  5. great article Heather. You made me belly laugh( imagine the horrified son:)) and then you made me think. Great combination! If we do not have integrity… what do we have? We are fake, phonies and kidding no one. Blessings to you.

  6. Oh my! First I felt fear in the pit of my stomach because I’ve been through those teenage times and found things in the car I wish I hadn’t. Then relief and laughter. Then sober as I contemplated my own trash. So many emotions in 60 seconds. Now I’m exhausted! 🙂

  7. Great post that makes you think. I could picture you with the plastic bag just cleaning away – being very productive then I could see your son’s face. I laughed.

    A great reminder about integrity – God knows and sees all even when others don’t know or see all. We can not hide anything from him.


  8. What an absolutely adorable story! And just like a mom, to get worked up about something, only to find out that SHE’S in the wrong! It’s happened to me more than once with my son.

    And I must confess, like you, I thought things would be easier once my son was older. But you’re right – it’s hard to keep a clean house or car when you’ve got teenagers hanging around!

  9. Hahahaha…what a great story as the bait and what a great lesson as the catching point. Loved it! Laughed out loud and also made me think. In fact, I had already started a draft of a blog on this topic, but after reading yours I think I am going to spend some more time meditating. Great stuff! ~Jessica

    • Whoops!

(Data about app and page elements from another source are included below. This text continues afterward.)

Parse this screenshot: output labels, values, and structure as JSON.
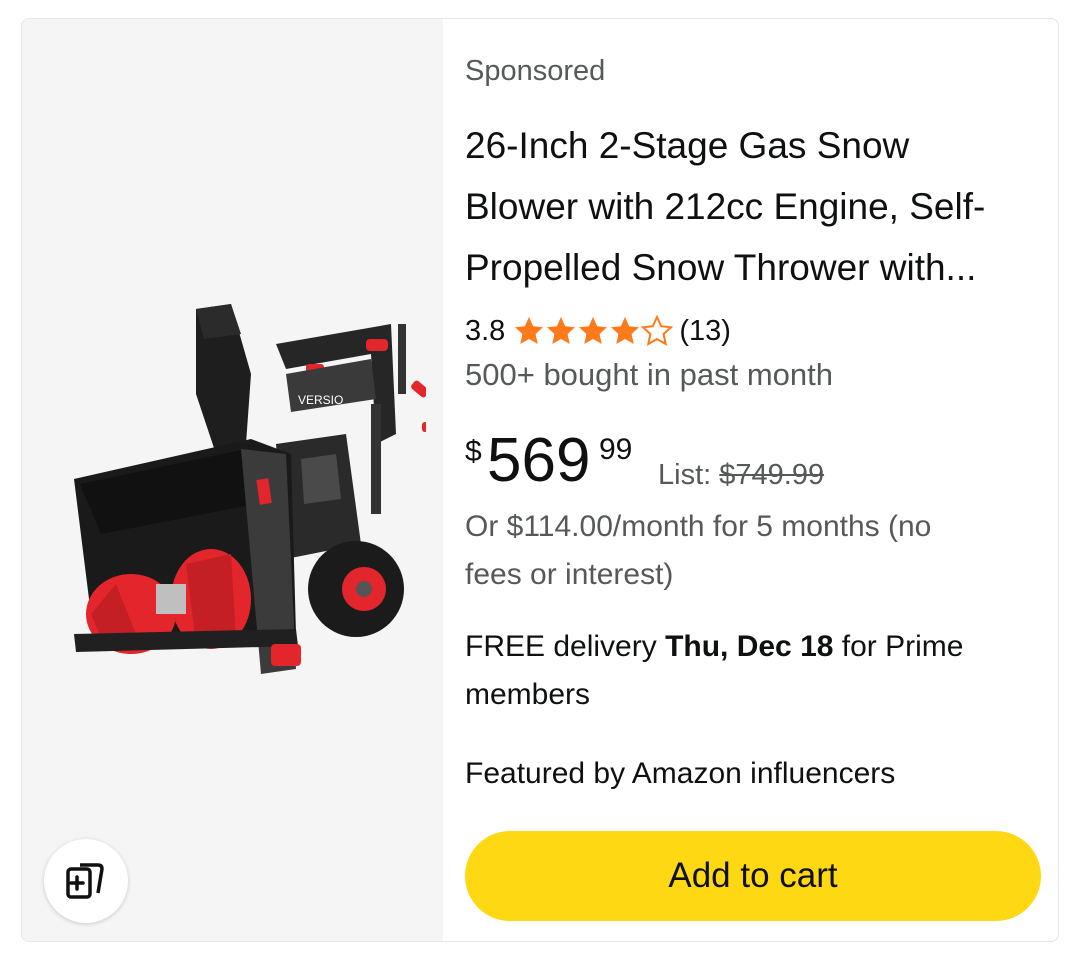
{
  "product": {
    "sponsored_label": "Sponsored",
    "title_line1": "26-Inch 2-Stage Gas Snow",
    "title_line2": "Blower with 212cc Engine, Self-",
    "title_line3": "Propelled Snow Thrower with...",
    "rating": "3.8",
    "rating_value": 3.8,
    "star_count": 5,
    "filled_stars": 4,
    "review_count": "(13)",
    "bought": "500+ bought in past month",
    "price_symbol": "$",
    "price_whole": "569",
    "price_fraction": "99",
    "list_label": "List: ",
    "list_price": "$749.99",
    "installment_line1": "Or $114.00/month for 5 months (no",
    "installment_line2": "fees or interest)",
    "delivery_prefix": "FREE delivery ",
    "delivery_date": "Thu, Dec 18",
    "delivery_suffix": " for Prime",
    "delivery_line2": "members",
    "featured": "Featured by Amazon influencers",
    "image_icon": "snow-blower-product-image",
    "image_brand_text": "VERSIO"
  },
  "actions": {
    "add_to_cart": "Add to cart",
    "compare_icon": "compare-cards-icon"
  },
  "colors": {
    "star": "#ff7a1a",
    "cart_button": "#ffd814",
    "image_panel": "#f5f5f5",
    "muted_text": "#565959",
    "accent_red": "#e3262b"
  }
}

Sorry for stealing your thunder. 🙂 Authenticity is an important subject today, especially because so many use hypocrites as their excuse for not going to church. I’m sure you’ll write great thoughts on it too!

  10. Oh my … that is totally something I would do! Thanks for the laugh!

    But you’ve also turned my brain on … thanks, again.

  11. This is the second post I’ve seen floating around the blog world that talks about the importance of sharing secrets and letting people see your “trash”. I am a firm believer in the accountability that comes with community and relationships; I believe when we share and admit things, they begin to lose their power over us. We are freer, happier people when we are not walking around with secrets. This was a great post–simply written but carrying a heavy message. Thank you!

    • You bet. Not hiding things is a much healthier way to live … though of course we have to have boundaries too. We don’t need to post it on facebook every time we play solitaire or call our mom every time we gossip; instead, we need to have an accountability partner or small group that is safe and loving. Knowing how much to share takes discernment; the goal is a blameless heart before God. Thanks for your comment!

  12. Great post, but I’m not sure I was ready to hear the part about teenagers being messier than toddlers! I vacummed out my car today and it was a very rewarding experience with my two little ones messes! Thanks for the good word and you gave me a good laugh that I needed!

  13. This will definitely be a word picture I will never forget, especially since my car is usually sooo embarassing! I thought of the “trash” we take in – the things we read and watch and listen to, we think we can still live clean and holy lives and look good while ingesting such junk from the world. But it eventually spills out. Thanks for this great story!